The crown jewel of the park is an 18-foot Ash-Dome and a 20” PlaneWave telescope inside the beautiful just-built Waterfront Event Center. I was lucky enough to run into the Park’s director, Mary Stewart Adams, whose knowledge of the night skies is only exceeded by her passion for celestial phenomena. Her personal mantra says a lot about her and the goal of the Headlands: “My mission is not to protect the night sky, but to protect the human imagination.”
In a world where time always seems to go by too fast, the Headlands is a needed space where senses are dulled so the mind can be opened. I don’t expect it to remain a dark secret much longer . . . it is exactly what Pure Michigan tries to be: an escape from the everyday to the extraordinary.
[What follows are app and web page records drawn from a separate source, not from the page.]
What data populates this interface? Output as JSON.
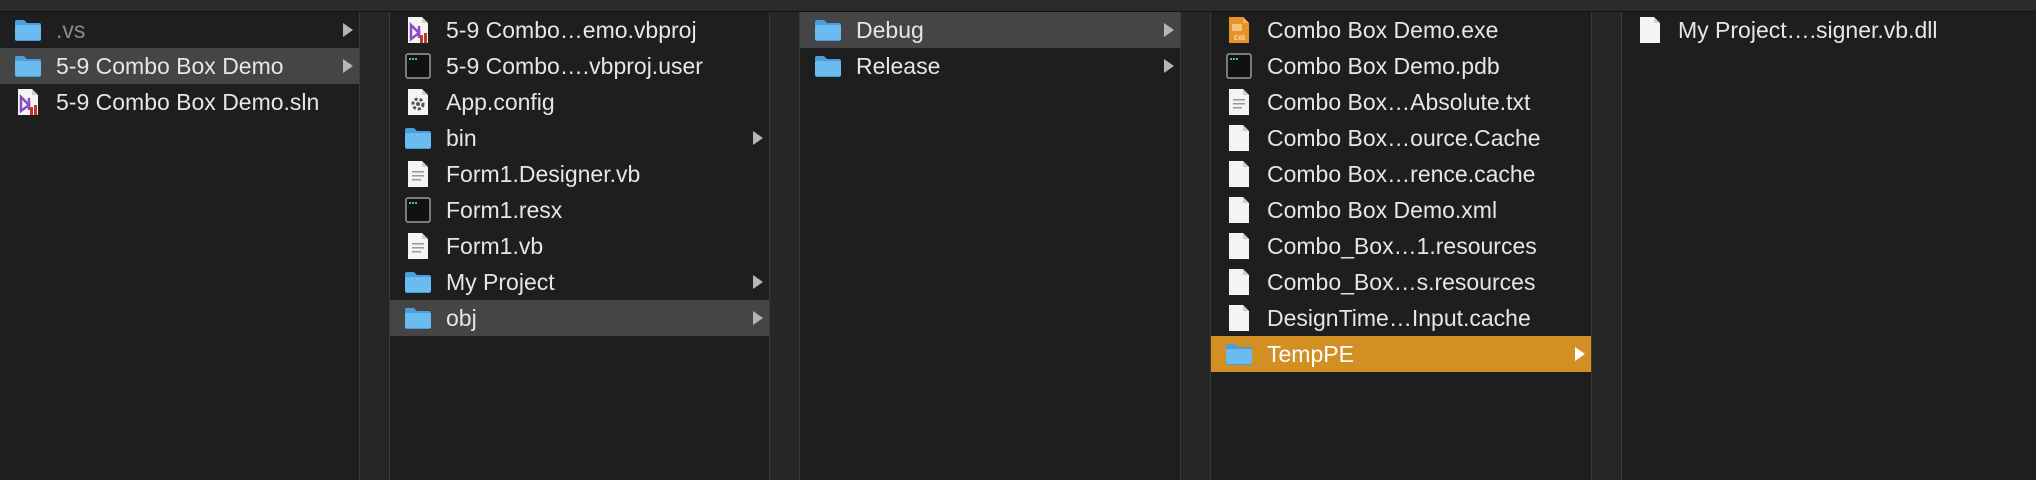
{
  "columns": [
    {
      "items": [
        {
          "label": ".vs",
          "icon": "folder-icon",
          "hasChildren": true,
          "dim": true
        },
        {
          "label": "5-9 Combo Box Demo",
          "icon": "folder-icon",
          "hasChildren": true,
          "selected": "inactive"
        },
        {
          "label": "5-9 Combo Box Demo.sln",
          "icon": "vs-solution-icon"
        }
      ]
    },
    {
      "items": [
        {
          "label": "5-9 Combo…emo.vbproj",
          "icon": "vs-project-icon"
        },
        {
          "label": "5-9 Combo….vbproj.user",
          "icon": "terminal-file-icon"
        },
        {
          "label": "App.config",
          "icon": "config-file-icon"
        },
        {
          "label": "bin",
          "icon": "folder-icon",
          "hasChildren": true
        },
        {
          "label": "Form1.Designer.vb",
          "icon": "text-document-icon"
        },
        {
          "label": "Form1.resx",
          "icon": "terminal-file-icon"
        },
        {
          "label": "Form1.vb",
          "icon": "text-document-icon"
        },
        {
          "label": "My Project",
          "icon": "folder-icon",
          "hasChildren": true
        },
        {
          "label": "obj",
          "icon": "folder-icon",
          "hasChildren": true,
          "selected": "inactive"
        }
      ]
    },
    {
      "items": [
        {
          "label": "Debug",
          "icon": "folder-icon",
          "hasChildren": true,
          "selected": "inactive"
        },
        {
          "label": "Release",
          "icon": "folder-icon",
          "hasChildren": true
        }
      ]
    },
    {
      "items": [
        {
          "label": "Combo Box Demo.exe",
          "icon": "exe-file-icon"
        },
        {
          "label": "Combo Box Demo.pdb",
          "icon": "terminal-file-icon"
        },
        {
          "label": "Combo Box…Absolute.txt",
          "icon": "text-document-icon"
        },
        {
          "label": "Combo Box…ource.Cache",
          "icon": "blank-file-icon"
        },
        {
          "label": "Combo Box…rence.cache",
          "icon": "blank-file-icon"
        },
        {
          "label": "Combo Box Demo.xml",
          "icon": "blank-file-icon"
        },
        {
          "label": "Combo_Box…1.resources",
          "icon": "blank-file-icon"
        },
        {
          "label": "Combo_Box…s.resources",
          "icon": "blank-file-icon"
        },
        {
          "label": "DesignTime…Input.cache",
          "icon": "blank-file-icon"
        },
        {
          "label": "TempPE",
          "icon": "folder-icon",
          "hasChildren": true,
          "selected": "active"
        }
      ]
    },
    {
      "items": [
        {
          "label": "My Project….signer.vb.dll",
          "icon": "blank-file-icon"
        }
      ]
    }
  ],
  "colors": {
    "accent": "#d28f24",
    "selection_inactive": "#454545",
    "folder": "#5fb0e6"
  }
}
I might say the same about that deep secret. Who knew one of America’s 13 national marine sanctuaries — with more than 100 shipwrecks in it — was to be found in Michigan? I certainly didn’t, until my serendipitous road trip from the Headlands followed the shore of Lake Huron southeast to the Thunder Bay National Marine Sanctuary in Alpena.
One of the best things about the Sanctuary is you can decide exactly how deep you want to go or how wet you want to get. If you’re looking to hear the stories and see the videos and photos from land, the Great Lakes Maritime Heritage Center has you covered. If you want to get close to a few shipwrecks but have someone else take you there, there’s a fabulous glass-bottom boat tour that offers colorful stories and stunning close-up views. And if you’re up for the ultimate experience, charter operators have the gear and knowledge to send you down to Shipwreck Alley, where between 20 and 120 feet below the surface two centuries of lost vessels lie, from wooden schooners to modern freighters.
Like the Headlands, the whole Alpena area — what they call Michigan’s sunrise coast — is indeed off the radar now, but probably not for long. There’s just too much to offer for these deep and dark places to remain secrets much longer.